  • Hey ‘773! Thanks for stopping by and for dropping some good knowledge on us! I taught you something? You honor me, sir.

    Yeah, iterating with fixed values blows. I’ve done it with a pot, too, But these days I’d much rather use PWM or an addressable. Sooo much easier.

  • Hey ‘773!

    For the “who’s turn” indicator, I think the problem you’d run into is that people will forget to hit the button (or whatever) to advance the indicator. So that would really benefit from some kind of automation, and I’m not sue what form that would take. Maybe some voice recognition of the words “aw, you suck!” or some variation on that theme… just thinking outside the box, here. Maybe an accelerometer under everybody’s chair to sense their cycles of agitation, like the person that just relaxed just finished their turn. Or some kind of IR or thermopile to register the heat coming off the players' heads? But alcohol will probably mess that up (sugar makes my head sweat - truly weird).

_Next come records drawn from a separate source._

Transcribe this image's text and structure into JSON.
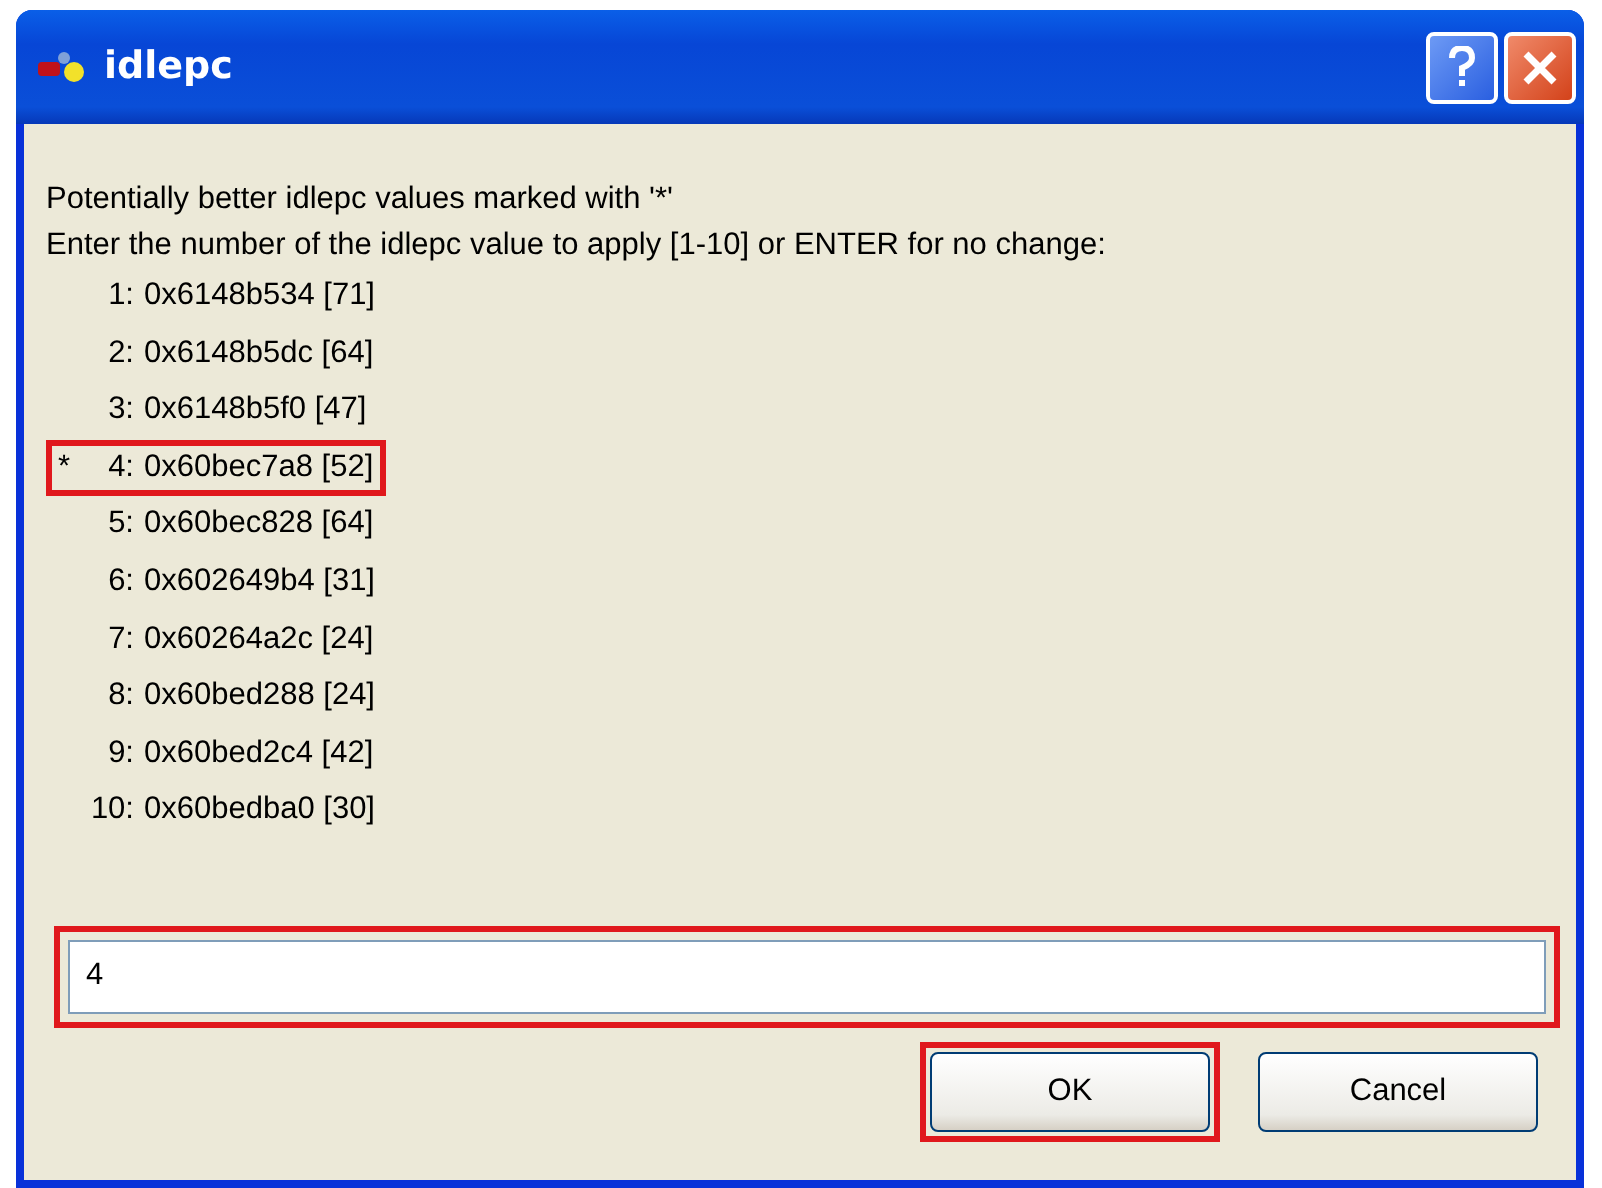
{
  "window": {
    "title": "idlepc"
  },
  "message": [
    "Potentially better idlepc values marked with '*'",
    "Enter the number of the idlepc value to apply [1-10] or ENTER for no change:"
  ],
  "entries": [
    {
      "index": "1:",
      "value": "0x6148b534 [71]",
      "highlighted": false
    },
    {
      "index": "2:",
      "value": "0x6148b5dc [64]",
      "highlighted": false
    },
    {
      "index": "3:",
      "value": "0x6148b5f0 [47]",
      "highlighted": false
    },
    {
      "marker": "*",
      "index": "4:",
      "value": "0x60bec7a8 [52]",
      "highlighted": true
    },
    {
      "index": "5:",
      "value": "0x60bec828 [64]",
      "highlighted": false
    },
    {
      "index": "6:",
      "value": "0x602649b4 [31]",
      "highlighted": false
    },
    {
      "index": "7:",
      "value": "0x60264a2c [24]",
      "highlighted": false
    },
    {
      "index": "8:",
      "value": "0x60bed288 [24]",
      "highlighted": false
    },
    {
      "index": "9:",
      "value": "0x60bed2c4 [42]",
      "highlighted": false
    },
    {
      "index": "10:",
      "value": "0x60bedba0 [30]",
      "highlighted": false
    }
  ],
  "input": {
    "value": "4",
    "highlighted": true
  },
  "buttons": [
    {
      "label": "OK",
      "highlighted": true
    },
    {
      "label": "Cancel",
      "highlighted": false
    }
  ]
}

    As far as the github jab… yeah, you’re right. But that’s the sort of project that I’m likely to put the barest amount of effort into. I need a light, how quickly can I pull this off and then forget about it? I’m definitely not trying to justify, but I am admitting to a shortcoming with regard to personal work. And I know I’m not alone…;)

  • Thanks much!